Adding a home button to your new website

Simon JonesWeb Design


Whilst it might sound trivial, here’s a question that comes up from time to time: should you add a home button to the main navigation of your new website?

It’s a debate I had with a client last week; he wanted a home button and I tried to tell him it wasn’t necessary and would clog up the menu.

My argument was admittedly a huge assumption:

“Most people (P.S. unless you have conclusive evidence, never say ‘everyone’ because it’s a meaningless phrase) know to click or tap the logo to go home because that’s what I do.”

His argument was less of an assumption:

“No they don’t. Because I don’t.”

But how can you make a decision?

1. Do some research

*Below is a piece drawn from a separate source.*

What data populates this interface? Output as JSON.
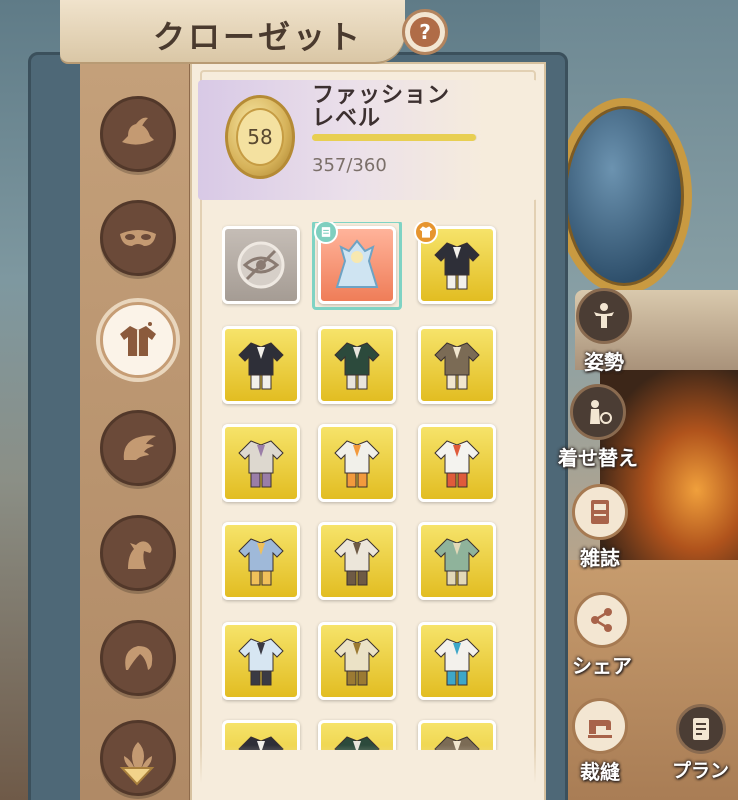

It’s a bit buggy but Google Analytics has a really simple in-page viewer that lets you see what’s been tapped or clicked the most. Explore it, see how many times your logo has been clicked over your home button on your existing site.

(If you want to really go at it then use some heat map software like Crazy Egg.)

If the results say people use the home button and your client is really pushing for a home button, add a home button.

2. Who’s going to be using the site?

If the site you’re building is aimed at a generation who are used to using home buttons, add a home button.

3. What device will most visitors be using?

Tapping a logo on mobile is so much easier than opening up a hamburger menu, finding the home button and tapping it. Most mobile menus are horrible so try to make sure people have to use them as little as possible.

4. Ask yourself: why would they want to go back home?

This, for me, is the big one. If you’ve got your user journey set up right, whether they dive into your site from the homepage or arrive at a landing page, your user shouldn’t want or, even better, need to go back home. You’ve taken them on a ride that means they end up completing a goal. That’s just good design.

Even if you’ve done your research, seen that people use a home button on the current site and your client is still pushing for it, explain to them why the new site doesn’t need one.

You’ve designed it so they don’t need to go home.

You’ve done your job.

Like I said at the start, whilst it might seem trivial, it’s worth considering even the smallest points to make sure you cater for every user, meet the goal you were set and to second guess your own designs that you thought were perfect.